> Data supplied
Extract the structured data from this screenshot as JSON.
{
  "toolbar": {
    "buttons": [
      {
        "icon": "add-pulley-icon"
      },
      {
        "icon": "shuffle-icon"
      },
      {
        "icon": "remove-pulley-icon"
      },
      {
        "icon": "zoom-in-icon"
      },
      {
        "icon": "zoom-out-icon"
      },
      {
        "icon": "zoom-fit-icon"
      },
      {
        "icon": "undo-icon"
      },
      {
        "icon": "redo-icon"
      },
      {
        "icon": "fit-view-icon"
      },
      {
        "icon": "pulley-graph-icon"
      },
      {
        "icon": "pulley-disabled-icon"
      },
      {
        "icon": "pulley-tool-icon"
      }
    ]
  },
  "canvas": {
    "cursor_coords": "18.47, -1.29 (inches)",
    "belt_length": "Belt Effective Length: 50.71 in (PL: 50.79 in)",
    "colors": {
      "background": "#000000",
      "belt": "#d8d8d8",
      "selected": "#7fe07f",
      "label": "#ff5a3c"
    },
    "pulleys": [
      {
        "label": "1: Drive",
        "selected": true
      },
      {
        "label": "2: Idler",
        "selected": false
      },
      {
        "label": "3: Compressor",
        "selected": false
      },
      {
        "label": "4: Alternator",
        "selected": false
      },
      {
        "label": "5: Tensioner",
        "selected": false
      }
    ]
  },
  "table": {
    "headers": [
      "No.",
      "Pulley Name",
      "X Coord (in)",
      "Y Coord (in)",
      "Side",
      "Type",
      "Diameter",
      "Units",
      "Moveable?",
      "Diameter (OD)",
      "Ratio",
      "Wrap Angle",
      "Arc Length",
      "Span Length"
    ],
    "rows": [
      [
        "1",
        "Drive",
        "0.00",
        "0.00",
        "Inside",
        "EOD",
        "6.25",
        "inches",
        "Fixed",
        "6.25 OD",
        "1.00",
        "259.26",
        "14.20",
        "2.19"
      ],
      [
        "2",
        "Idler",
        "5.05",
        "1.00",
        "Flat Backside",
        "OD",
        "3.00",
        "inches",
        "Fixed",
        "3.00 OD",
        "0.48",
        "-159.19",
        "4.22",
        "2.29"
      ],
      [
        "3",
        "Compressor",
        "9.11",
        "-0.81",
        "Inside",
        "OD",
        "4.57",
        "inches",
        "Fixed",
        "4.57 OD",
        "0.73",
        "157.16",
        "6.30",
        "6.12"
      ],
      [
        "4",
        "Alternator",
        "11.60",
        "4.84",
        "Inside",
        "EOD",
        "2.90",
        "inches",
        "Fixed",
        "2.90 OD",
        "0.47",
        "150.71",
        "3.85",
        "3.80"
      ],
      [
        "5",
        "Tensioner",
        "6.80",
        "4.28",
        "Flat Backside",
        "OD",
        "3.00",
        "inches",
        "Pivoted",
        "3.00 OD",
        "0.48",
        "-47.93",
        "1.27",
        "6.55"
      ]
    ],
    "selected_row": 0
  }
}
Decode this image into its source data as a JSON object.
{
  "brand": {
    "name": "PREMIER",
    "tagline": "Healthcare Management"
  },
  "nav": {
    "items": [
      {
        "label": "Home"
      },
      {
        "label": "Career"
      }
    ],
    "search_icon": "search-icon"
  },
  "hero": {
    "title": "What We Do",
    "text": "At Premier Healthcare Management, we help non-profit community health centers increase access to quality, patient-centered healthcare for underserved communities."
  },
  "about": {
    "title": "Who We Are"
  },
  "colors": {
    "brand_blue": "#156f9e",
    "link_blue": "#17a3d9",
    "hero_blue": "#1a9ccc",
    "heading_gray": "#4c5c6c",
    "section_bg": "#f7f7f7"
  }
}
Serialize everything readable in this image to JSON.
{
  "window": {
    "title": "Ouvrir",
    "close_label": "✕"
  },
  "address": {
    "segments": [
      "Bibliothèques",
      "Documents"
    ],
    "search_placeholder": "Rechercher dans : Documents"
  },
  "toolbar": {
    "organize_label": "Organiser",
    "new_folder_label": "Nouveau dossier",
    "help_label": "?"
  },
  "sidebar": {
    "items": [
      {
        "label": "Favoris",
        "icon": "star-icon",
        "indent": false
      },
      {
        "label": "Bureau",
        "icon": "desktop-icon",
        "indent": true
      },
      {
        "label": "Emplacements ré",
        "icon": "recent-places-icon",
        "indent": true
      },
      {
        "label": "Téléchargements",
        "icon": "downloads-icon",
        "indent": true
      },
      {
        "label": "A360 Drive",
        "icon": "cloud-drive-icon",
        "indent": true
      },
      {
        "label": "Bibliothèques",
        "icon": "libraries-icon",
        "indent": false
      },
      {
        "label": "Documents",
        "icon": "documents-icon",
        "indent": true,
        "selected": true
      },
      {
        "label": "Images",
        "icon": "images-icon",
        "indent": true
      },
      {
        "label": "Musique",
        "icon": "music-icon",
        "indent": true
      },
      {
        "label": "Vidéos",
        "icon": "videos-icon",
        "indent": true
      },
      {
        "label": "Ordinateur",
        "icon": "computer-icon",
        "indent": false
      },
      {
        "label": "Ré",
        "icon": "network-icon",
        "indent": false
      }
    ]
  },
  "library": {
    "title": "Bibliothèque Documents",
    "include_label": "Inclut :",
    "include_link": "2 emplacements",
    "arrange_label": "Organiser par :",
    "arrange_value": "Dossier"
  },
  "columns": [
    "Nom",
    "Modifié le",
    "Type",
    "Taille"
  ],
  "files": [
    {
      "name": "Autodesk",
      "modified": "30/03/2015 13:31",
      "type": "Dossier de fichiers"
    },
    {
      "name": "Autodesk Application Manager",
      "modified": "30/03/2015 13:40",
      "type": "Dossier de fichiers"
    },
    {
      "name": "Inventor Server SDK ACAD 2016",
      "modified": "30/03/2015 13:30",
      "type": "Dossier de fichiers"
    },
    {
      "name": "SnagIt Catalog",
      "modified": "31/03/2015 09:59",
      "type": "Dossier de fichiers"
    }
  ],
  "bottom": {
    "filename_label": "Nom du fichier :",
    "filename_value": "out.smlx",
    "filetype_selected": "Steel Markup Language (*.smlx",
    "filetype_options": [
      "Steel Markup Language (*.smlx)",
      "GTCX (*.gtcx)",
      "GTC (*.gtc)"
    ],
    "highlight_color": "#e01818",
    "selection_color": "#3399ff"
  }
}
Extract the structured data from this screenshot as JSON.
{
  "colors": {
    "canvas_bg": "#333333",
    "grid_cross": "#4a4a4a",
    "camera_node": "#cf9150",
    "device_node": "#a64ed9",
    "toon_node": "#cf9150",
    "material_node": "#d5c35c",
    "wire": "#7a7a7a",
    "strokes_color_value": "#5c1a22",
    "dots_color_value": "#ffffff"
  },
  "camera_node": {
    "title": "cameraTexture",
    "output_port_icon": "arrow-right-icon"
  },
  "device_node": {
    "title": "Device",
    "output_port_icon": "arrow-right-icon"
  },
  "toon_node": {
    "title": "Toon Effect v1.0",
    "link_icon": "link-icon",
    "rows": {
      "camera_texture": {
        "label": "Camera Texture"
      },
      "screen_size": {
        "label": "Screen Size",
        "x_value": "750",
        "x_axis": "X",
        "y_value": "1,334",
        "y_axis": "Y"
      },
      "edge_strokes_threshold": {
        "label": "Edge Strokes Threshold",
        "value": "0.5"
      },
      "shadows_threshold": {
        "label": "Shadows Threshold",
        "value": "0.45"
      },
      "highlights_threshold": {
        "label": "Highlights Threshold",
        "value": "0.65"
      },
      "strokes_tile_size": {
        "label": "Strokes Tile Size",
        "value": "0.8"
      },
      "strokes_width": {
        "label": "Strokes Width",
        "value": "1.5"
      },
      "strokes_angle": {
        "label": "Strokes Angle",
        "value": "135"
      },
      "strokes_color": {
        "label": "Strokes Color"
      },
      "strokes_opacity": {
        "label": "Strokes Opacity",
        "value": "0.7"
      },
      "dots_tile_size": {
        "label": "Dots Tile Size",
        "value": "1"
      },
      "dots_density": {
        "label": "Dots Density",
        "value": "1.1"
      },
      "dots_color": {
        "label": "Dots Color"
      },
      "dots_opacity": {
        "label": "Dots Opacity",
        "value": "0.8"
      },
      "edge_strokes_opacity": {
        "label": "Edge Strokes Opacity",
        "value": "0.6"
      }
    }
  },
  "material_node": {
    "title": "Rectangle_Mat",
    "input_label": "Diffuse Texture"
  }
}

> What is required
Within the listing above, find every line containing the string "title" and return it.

> Solution to the exercise
    "title": "What We Do",
    "title": "Who We Are"
    "title": "Ouvrir",
    "title": "Bibliothèque Documents",
    "title": "cameraTexture",
    "title": "Device",
    "title": "Toon Effect v1.0",
    "title": "Rectangle_Mat",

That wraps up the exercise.